Since 1999, Interfolio.com has been the best way to collect, manage, and showcase academic and professional credentials for applications to positions in higher education, post-graduate study, and other opportunities. Interfolio offers individuals one central place to store their most important documents, while also providing the means to distribute these materials to any institution. Interfolio’s services offer a revolutionary way for people to present and market themselves professionally.
Stop by WC’s Career Center located in Caroline House for more information.
This is an extensive directory of law school academic programs, areas of emphasis without graduate degrees, joint degree programs, schools that award non-need-based scholarships, schools with evening divisions, study abroad programs, and much other useful information.
If you are interested in a particular law school, visit their website to obtain dates and information on Open Houses and Preview Days. Remember, it is perfectly acceptable for you to call the law school directly to obtain this information.
The LSAT is the Law School Admission Test and is administered by the Law School Admission Council. Visit the LSAC online for information, online registration, deadlines, and additional resources. It is a standardized test required by nearly all ABA-approved law schools. The test consists of five sections, four of which are scored. The sections include one reading comprehension section, one analytical reasoning section, and two logical reasoning sections. The unscored section is generally used to pretest new test questions. There is also a writing sample, which is not scored but is sent to all the law schools to which the student applies.

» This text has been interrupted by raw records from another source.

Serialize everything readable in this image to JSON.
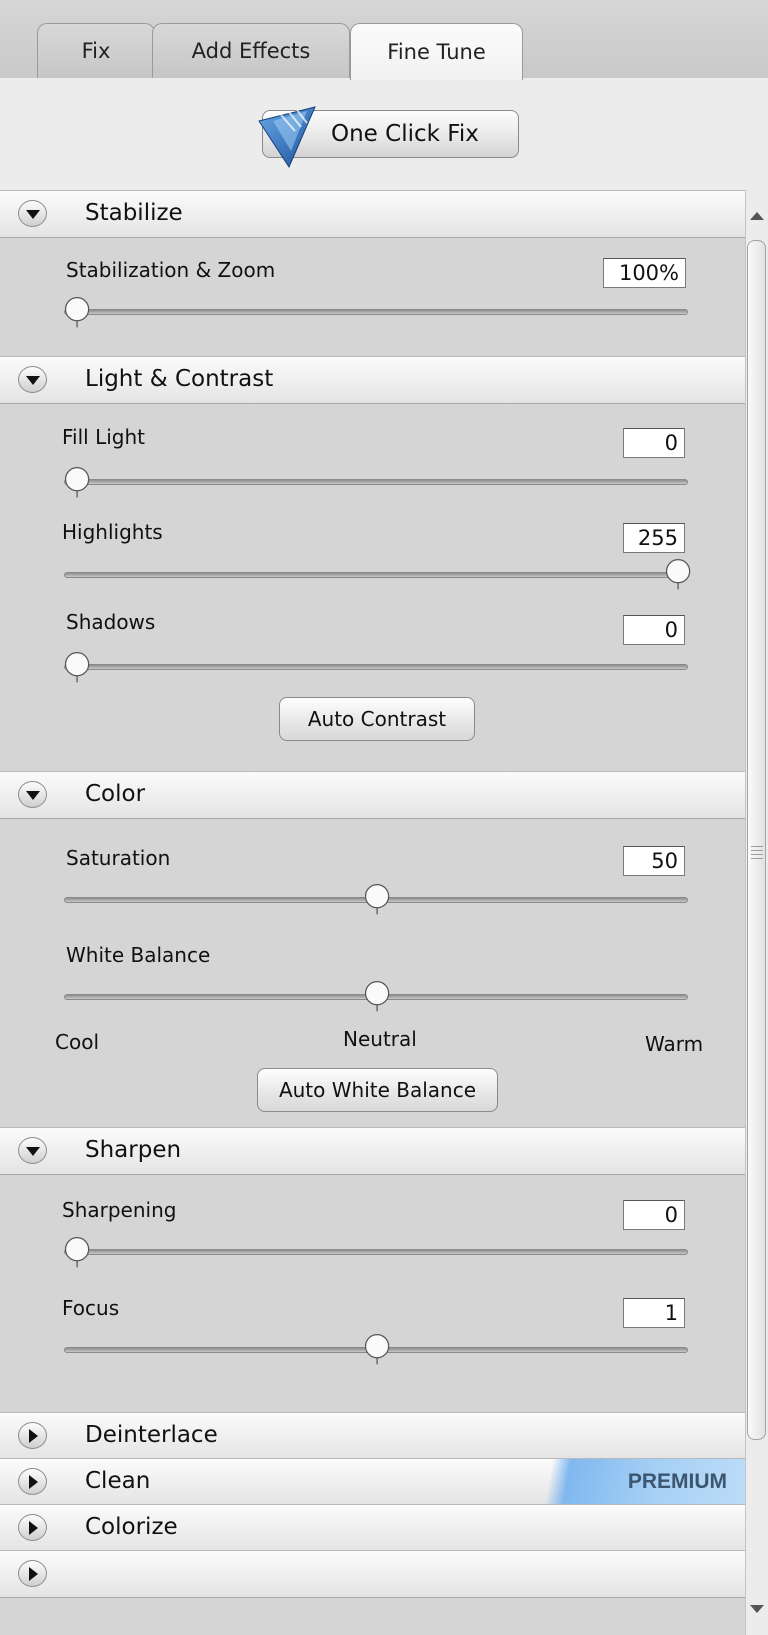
{
  "tabs": [
    {
      "label": "Fix"
    },
    {
      "label": "Add Effects"
    },
    {
      "label": "Fine Tune",
      "active": true
    }
  ],
  "toolbar": {
    "one_click_fix": "One Click Fix"
  },
  "sections": {
    "stabilize": {
      "title": "Stabilize",
      "controls": [
        {
          "label": "Stabilization & Zoom",
          "value": "100%",
          "level": 0
        }
      ]
    },
    "light": {
      "title": "Light & Contrast",
      "controls": [
        {
          "label": "Fill Light",
          "value": "0",
          "level": 0
        },
        {
          "label": "Highlights",
          "value": "255",
          "level": 1
        },
        {
          "label": "Shadows",
          "value": "0",
          "level": 0
        }
      ],
      "button": "Auto Contrast"
    },
    "color": {
      "title": "Color",
      "saturation": {
        "label": "Saturation",
        "value": "50",
        "level": 0.5
      },
      "white_balance": {
        "label": "White Balance",
        "level": 0.5,
        "cool": "Cool",
        "neutral": "Neutral",
        "warm": "Warm"
      },
      "button": "Auto White Balance"
    },
    "sharpen": {
      "title": "Sharpen",
      "controls": [
        {
          "label": "Sharpening",
          "value": "0",
          "level": 0
        },
        {
          "label": "Focus",
          "value": "1",
          "level": 0.5
        }
      ]
    },
    "deinterlace": {
      "title": "Deinterlace"
    },
    "clean": {
      "title": "Clean",
      "badge": "PREMIUM"
    },
    "colorize": {
      "title": "Colorize"
    }
  }
}
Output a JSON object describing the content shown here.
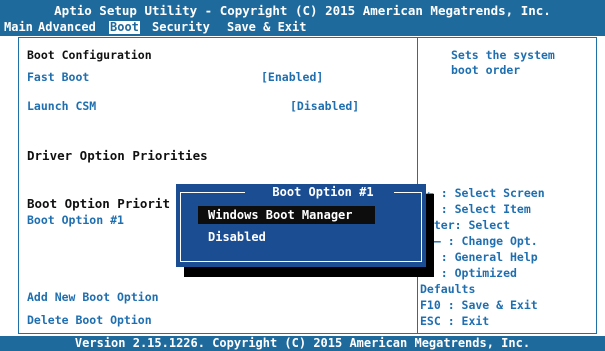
{
  "header": {
    "title": "Aptio Setup Utility - Copyright (C) 2015 American Megatrends, Inc.",
    "menu": [
      "Main",
      "Advanced",
      "Boot",
      "Security",
      "Save & Exit"
    ]
  },
  "left": {
    "boot_configuration": "Boot Configuration",
    "fast_boot_label": "Fast Boot",
    "fast_boot_value": "[Enabled]",
    "launch_csm_label": "Launch CSM",
    "launch_csm_value": "[Disabled]",
    "driver_option_priorities": "Driver Option Priorities",
    "boot_option_priorities": "Boot Option Priorit",
    "boot_option_1_label": "Boot Option #1",
    "add_new_boot_option": "Add New Boot Option",
    "delete_boot_option": "Delete Boot Option"
  },
  "help": {
    "desc_line1": "Sets the system",
    "desc_line2": "boot order",
    "keys": [
      "→←  : Select Screen",
      "↑↓   : Select Item",
      "Enter: Select",
      "+/—  : Change Opt.",
      "F1   : General Help",
      "F9   : Optimized",
      "Defaults",
      "F10  : Save & Exit",
      "ESC  : Exit"
    ]
  },
  "popup": {
    "title": "Boot Option #1",
    "options": [
      "Windows Boot Manager",
      "Disabled"
    ],
    "selected": "Windows Boot Manager"
  },
  "footer": {
    "version": "Version 2.15.1226. Copyright (C) 2015 American Megatrends, Inc."
  },
  "colors": {
    "header_bg": "#1f6a9c",
    "popup_bg": "#1b4d93",
    "link_text": "#1f6fb0",
    "highlight_bg": "#0d0d0d"
  }
}
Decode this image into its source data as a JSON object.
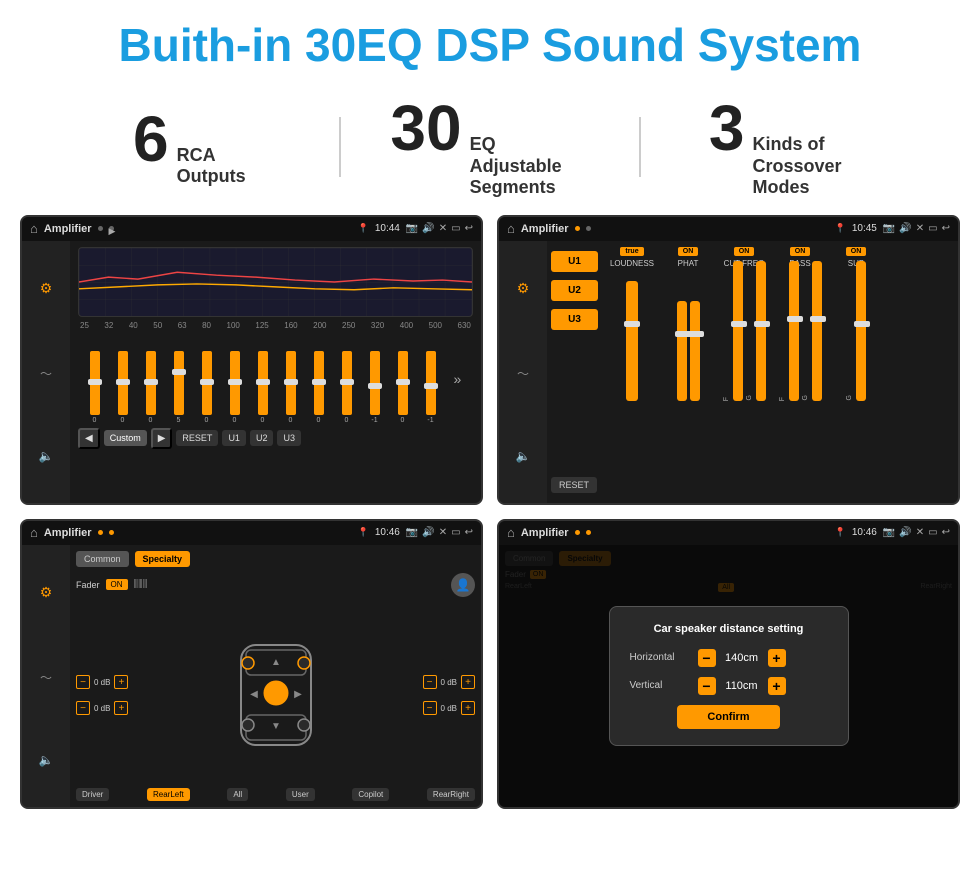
{
  "header": {
    "title": "Buith-in 30EQ DSP Sound System"
  },
  "stats": [
    {
      "number": "6",
      "desc": "RCA\nOutputs"
    },
    {
      "number": "30",
      "desc": "EQ Adjustable\nSegments"
    },
    {
      "number": "3",
      "desc": "Kinds of\nCrossover Modes"
    }
  ],
  "screens": [
    {
      "id": "screen1",
      "topbar": {
        "title": "Amplifier",
        "time": "10:44"
      },
      "type": "eq"
    },
    {
      "id": "screen2",
      "topbar": {
        "title": "Amplifier",
        "time": "10:45"
      },
      "type": "amp"
    },
    {
      "id": "screen3",
      "topbar": {
        "title": "Amplifier",
        "time": "10:46"
      },
      "type": "speaker"
    },
    {
      "id": "screen4",
      "topbar": {
        "title": "Amplifier",
        "time": "10:46"
      },
      "type": "dialog"
    }
  ],
  "eq_screen": {
    "freqs": [
      "25",
      "32",
      "40",
      "50",
      "63",
      "80",
      "100",
      "125",
      "160",
      "200",
      "250",
      "320",
      "400",
      "500",
      "630"
    ],
    "values": [
      "0",
      "0",
      "0",
      "5",
      "0",
      "0",
      "0",
      "0",
      "0",
      "0",
      "-1",
      "0",
      "-1"
    ],
    "buttons": [
      "Custom",
      "RESET",
      "U1",
      "U2",
      "U3"
    ]
  },
  "amp_screen": {
    "channels": [
      {
        "label": "LOUDNESS",
        "on": true
      },
      {
        "label": "PHAT",
        "on": true
      },
      {
        "label": "CUT FREQ",
        "on": true
      },
      {
        "label": "BASS",
        "on": true
      },
      {
        "label": "SUB",
        "on": true
      }
    ],
    "u_buttons": [
      "U1",
      "U2",
      "U3"
    ],
    "reset_label": "RESET"
  },
  "speaker_screen": {
    "tabs": [
      "Common",
      "Specialty"
    ],
    "active_tab": "Specialty",
    "fader_label": "Fader",
    "fader_on": "ON",
    "buttons": [
      "Driver",
      "RearLeft",
      "All",
      "User",
      "Copilot",
      "RearRight"
    ]
  },
  "dialog_screen": {
    "title": "Car speaker distance setting",
    "fields": [
      {
        "label": "Horizontal",
        "value": "140cm"
      },
      {
        "label": "Vertical",
        "value": "110cm"
      }
    ],
    "confirm_label": "Confirm"
  }
}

The LSAT is offered four times each year - June, October, December, and February. You should take the LSAT at least one year before they intend to enter law school. Hence, for most students, the optimal time to take the LSAT is either the June proceeding the junior year or the October during the senior year. For times, location and additional information, please visit www.lsac.org.
There are many services available to help you prepare for the LSAT. LSAC offers many resources, including sample exams. The WC Career Center also has helpful materials. You may want to visit www.lsattestquestions.com as it offers free LSAT practice questions with good answer explanations. Another site that offers free LSAT practice questions is www.studyguidezone.com.
In addition there are many commercial LSAT prep services. The Washington College Prelaw Program does not officially endorse any commercial services, but these are among the more popular LSAT prep sites: